I managed to do the whole trip without buying a single book (other than a small one on the art museum in the Buffalo Bill Center). But I took photos of plenty of books that caught my eye. Has this western trip spawned a new obsession? Only time will tell.

 





Preview: Davis – “Inventing Loreta Velasquez”

28 03 2017

51kZCidyVkL._SX329_BO1,204,203,200_New from prolific Civil War author William C. Davis is Inventing Loreta Velasquez: Confederate Soldier Impersonator, Media Celebrity, and Con Artist. I have to admit to being somewhat ambivalent towards the whole topic of women posing as men and serving as soldiers in the war. It may have something to do with each new book on the topic claiming to tell an untold story. Or perhaps its some deep-seated chauvinism come to the surface. But the story of Velasquez is relevant here because she claimed to have participated in the First Battle of Bull Run under the guise of a Confederate officer. Velasquez famously chronicled her adventures in a memoir, The Woman in Battle. You can read about her “adventures” at Bull Run in chapter VII.

This one’s a bit of a challenge to preview, as the story winds in and out of time and the index is a little lacking in precision. The tit,le post-colon, may give some indication of the author’s ultimate judgement of Loreta’s (or Lauretta’s) tales.

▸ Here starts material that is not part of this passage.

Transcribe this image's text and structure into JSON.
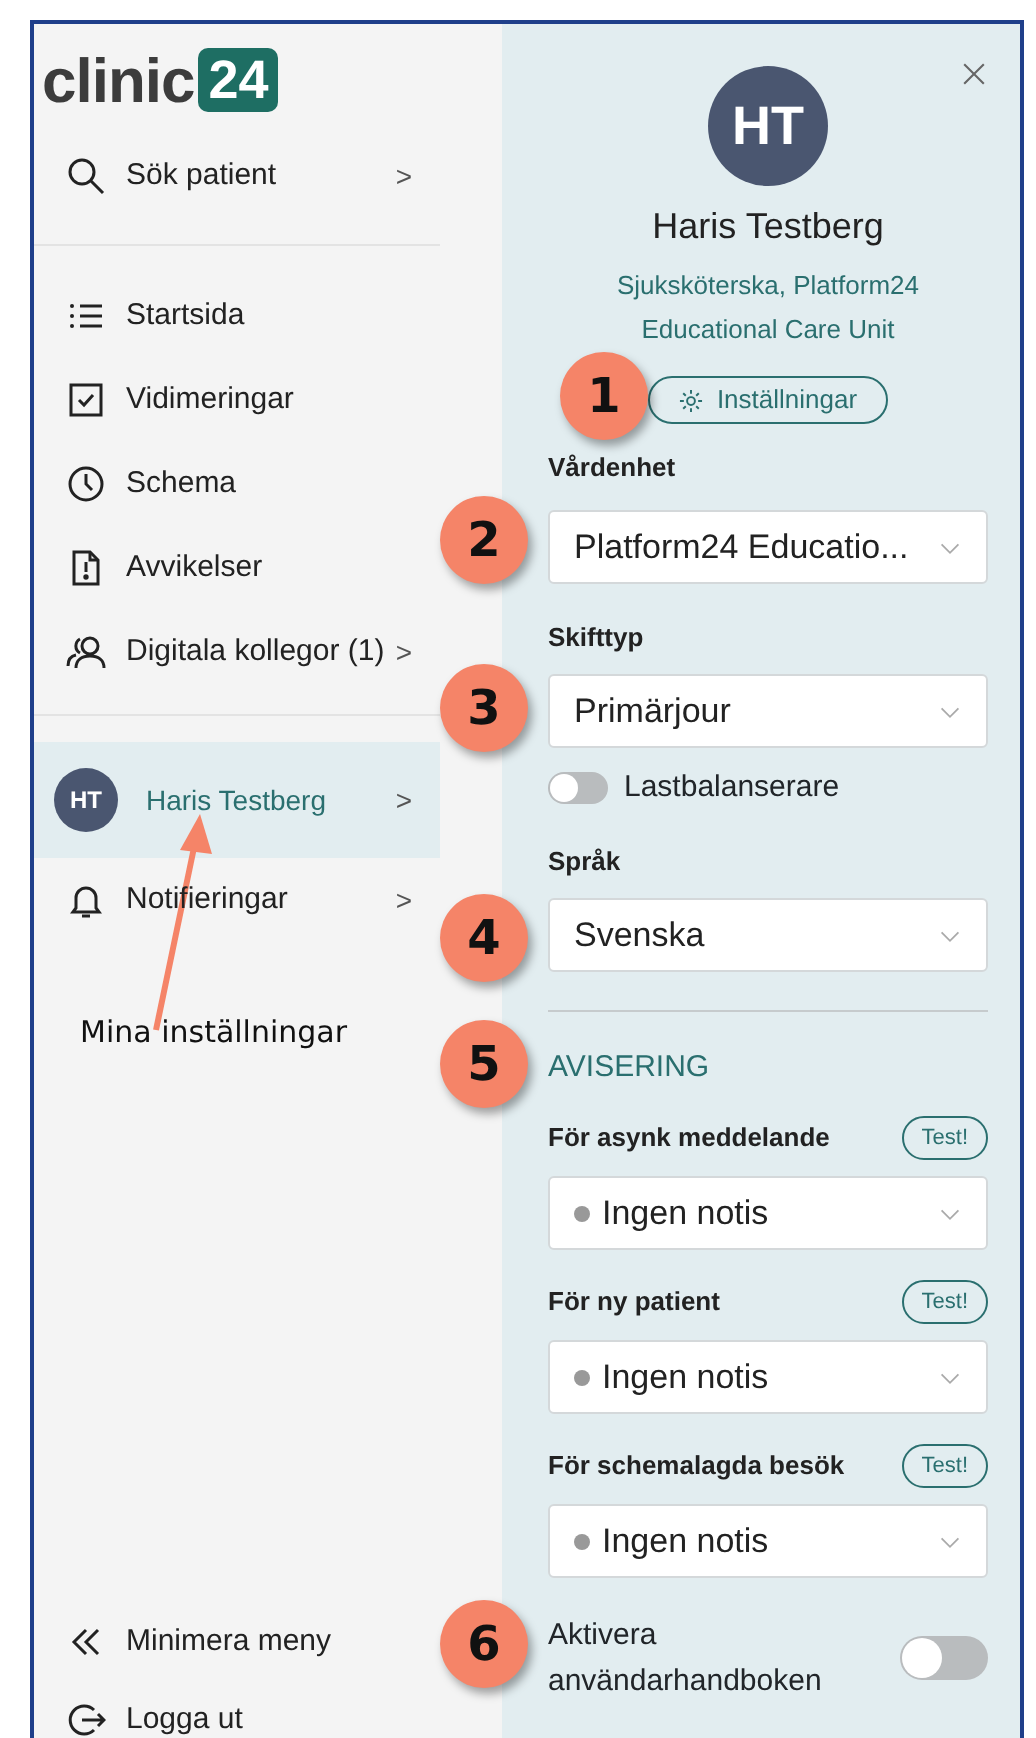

But Mr. Davis has a penchant for well constructed, tight, and flowing narrative, so I’m going to give this one a shot – but probably not until after my Little Big Horn trip this summer.

You get 258 pp of narrative; 64 pp of endnotes; 29 pp of bibliography, including extensive manuscript sources; and the aforementioned index.